What is being asked →
Return every record below exactly; leave out the images.
Dataset extract below:
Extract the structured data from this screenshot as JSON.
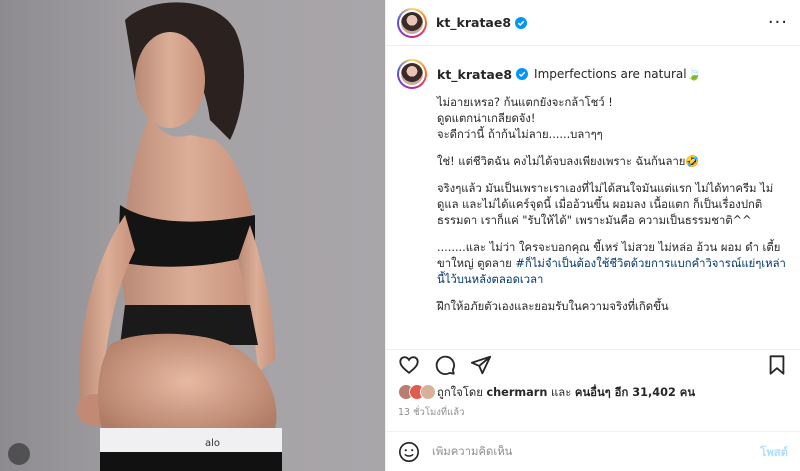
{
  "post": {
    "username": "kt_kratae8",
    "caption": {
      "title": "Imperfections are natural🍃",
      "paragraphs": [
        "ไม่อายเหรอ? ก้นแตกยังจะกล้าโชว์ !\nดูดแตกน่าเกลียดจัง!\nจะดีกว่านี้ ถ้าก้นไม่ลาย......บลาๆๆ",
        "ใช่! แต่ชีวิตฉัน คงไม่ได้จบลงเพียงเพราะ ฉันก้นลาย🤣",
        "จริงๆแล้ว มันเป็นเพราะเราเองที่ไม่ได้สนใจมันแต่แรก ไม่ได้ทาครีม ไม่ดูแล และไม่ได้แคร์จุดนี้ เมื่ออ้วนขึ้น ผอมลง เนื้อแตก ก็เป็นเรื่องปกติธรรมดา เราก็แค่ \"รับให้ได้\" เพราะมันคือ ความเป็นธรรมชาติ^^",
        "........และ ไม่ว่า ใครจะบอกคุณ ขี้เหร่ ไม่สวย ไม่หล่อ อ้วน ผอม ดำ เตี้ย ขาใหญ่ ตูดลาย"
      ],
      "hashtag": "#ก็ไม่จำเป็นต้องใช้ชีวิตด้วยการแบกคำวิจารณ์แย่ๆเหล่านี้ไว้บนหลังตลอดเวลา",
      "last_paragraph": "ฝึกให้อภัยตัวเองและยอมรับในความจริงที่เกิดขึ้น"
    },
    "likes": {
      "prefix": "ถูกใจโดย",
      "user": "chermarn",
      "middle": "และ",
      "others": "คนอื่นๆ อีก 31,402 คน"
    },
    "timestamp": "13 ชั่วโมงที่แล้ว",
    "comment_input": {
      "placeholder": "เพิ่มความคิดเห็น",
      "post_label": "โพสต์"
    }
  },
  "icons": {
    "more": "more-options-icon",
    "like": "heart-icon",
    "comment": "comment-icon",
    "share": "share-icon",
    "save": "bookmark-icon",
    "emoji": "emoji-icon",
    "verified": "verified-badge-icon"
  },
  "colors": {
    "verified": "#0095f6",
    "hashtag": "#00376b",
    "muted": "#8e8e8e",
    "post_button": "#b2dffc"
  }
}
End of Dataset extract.
The answer →
Extract the structured data from this screenshot as JSON.
{
  "post": {
    "username": "kt_kratae8",
    "caption": {
      "title": "Imperfections are natural🍃",
      "paragraphs": [
        "ไม่อายเหรอ? ก้นแตกยังจะกล้าโชว์ !\nดูดแตกน่าเกลียดจัง!\nจะดีกว่านี้ ถ้าก้นไม่ลาย......บลาๆๆ",
        "ใช่! แต่ชีวิตฉัน คงไม่ได้จบลงเพียงเพราะ ฉันก้นลาย🤣",
        "จริงๆแล้ว มันเป็นเพราะเราเองที่ไม่ได้สนใจมันแต่แรก ไม่ได้ทาครีม ไม่ดูแล และไม่ได้แคร์จุดนี้ เมื่ออ้วนขึ้น ผอมลง เนื้อแตก ก็เป็นเรื่องปกติธรรมดา เราก็แค่ \"รับให้ได้\" เพราะมันคือ ความเป็นธรรมชาติ^^",
        "........และ ไม่ว่า ใครจะบอกคุณ ขี้เหร่ ไม่สวย ไม่หล่อ อ้วน ผอม ดำ เตี้ย ขาใหญ่ ตูดลาย"
      ],
      "hashtag": "#ก็ไม่จำเป็นต้องใช้ชีวิตด้วยการแบกคำวิจารณ์แย่ๆเหล่านี้ไว้บนหลังตลอดเวลา",
      "last_paragraph": "ฝึกให้อภัยตัวเองและยอมรับในความจริงที่เกิดขึ้น"
    },
    "likes": {
      "prefix": "ถูกใจโดย",
      "user": "chermarn",
      "middle": "และ",
      "others": "คนอื่นๆ อีก 31,402 คน"
    },
    "timestamp": "13 ชั่วโมงที่แล้ว",
    "comment_input": {
      "placeholder": "เพิ่มความคิดเห็น",
      "post_label": "โพสต์"
    }
  },
  "icons": {
    "more": "more-options-icon",
    "like": "heart-icon",
    "comment": "comment-icon",
    "share": "share-icon",
    "save": "bookmark-icon",
    "emoji": "emoji-icon",
    "verified": "verified-badge-icon"
  },
  "colors": {
    "verified": "#0095f6",
    "hashtag": "#00376b",
    "muted": "#8e8e8e",
    "post_button": "#b2dffc"
  }
}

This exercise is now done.